The second Drop Cap of this article comes ¾’s of the way down the first page of the Double Page Spread (DPS) which suggest that the information above this isn’t part of the article itself as such; but more of a summary and when read it is confirmed that it is a brief overview of what the article is going to be about and then when the second Drop Cap is inserted to the article facts are explained a lot more thoroughly. This MOJO DPS is different on either page in the sense that the left page doesn’t have any column’s it is just one solid block of paragraphs. On the right hand side the article is split up into two columns’ with images in-between them. The images separating the column relates to the article for the obvious fact that they are Beatle records and album cover but it also relates in the way it’s positioned. It is separating something… just like the Beatles separation. The theme of separation continues in the thick black banner running through the middle of the article with the words ‘I ME MINE’ written vertically; this separating the article relates to The Beatles because some of the reasons why they split up is because of selfishness, narrow mindedness and an inability to get along with each other. ‘I ME MINE’ reflects selfishness because it is all about an individual and it doesn’t take anyone else’s opinion or feelings into consideration.
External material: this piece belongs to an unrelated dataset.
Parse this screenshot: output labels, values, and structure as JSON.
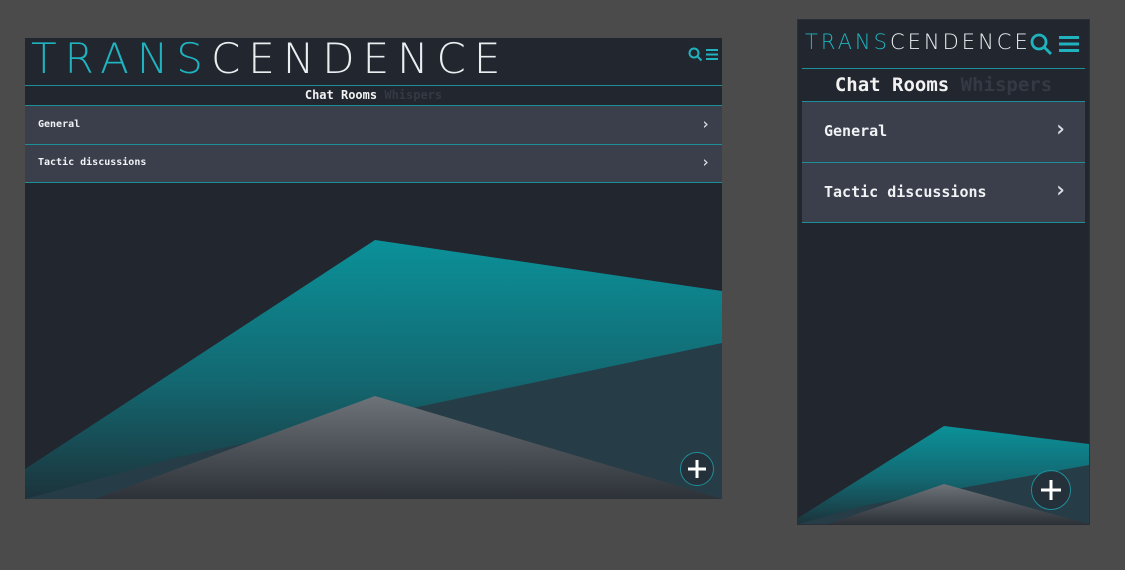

In my opinion this is a quite boring DPS because it has a black and white theme with only a little bit of colour. It looks dull and miserable because The Beatles aren’t really smiling in the picture; they just look as though they aren’t really that bothered about their music. The dullness of the article could be related to The Beatles feeling at the time the pictures were taken (1969) because they all felt miserable and there was a lot of tension between them. The tone and register of the copy shows that it was written for the more intelligent and devoted Beatle fan. I believe it is written for the more intelligent
reader because right from the beginning of the article it uses very descriptive language; for example: ‘The sleevenotes trumpeted’. The whole article uses complicated words that can only be understood by those at the top end of the IQ scale. The article is for the extremely devoted Beatles fan for the simple reason of; Jon Savage explains events in a such a way that would only be understood by a fan because to someone who knows very little about The Beatles; like myself will not understand why places, like Twickenham are related to The Beatles and why the death of Brian Epstein was so devastating to them; some may not even know who he. This explains why the article isn’t for people who know very little about The Beatles. In all, The DPS is a rather boring article for someone like myself and it is a very miserable subject because it is explaining a break up between a well loved band. It is an article to be taken seriously because it doesn’t contain quirky comments and it doesn’t use many colours meaning that it is about the content of the text rather than the distractions like pictures or jokey quotes. The article fit’s in well with the nostalgic and serious theme of MOJO magazine.
Published on Nov 5, 2010
There is another flash on the front cover which is a red box with ’33 pages of reviews’ written inside. The masthead ‘MOJO’ is at the top of...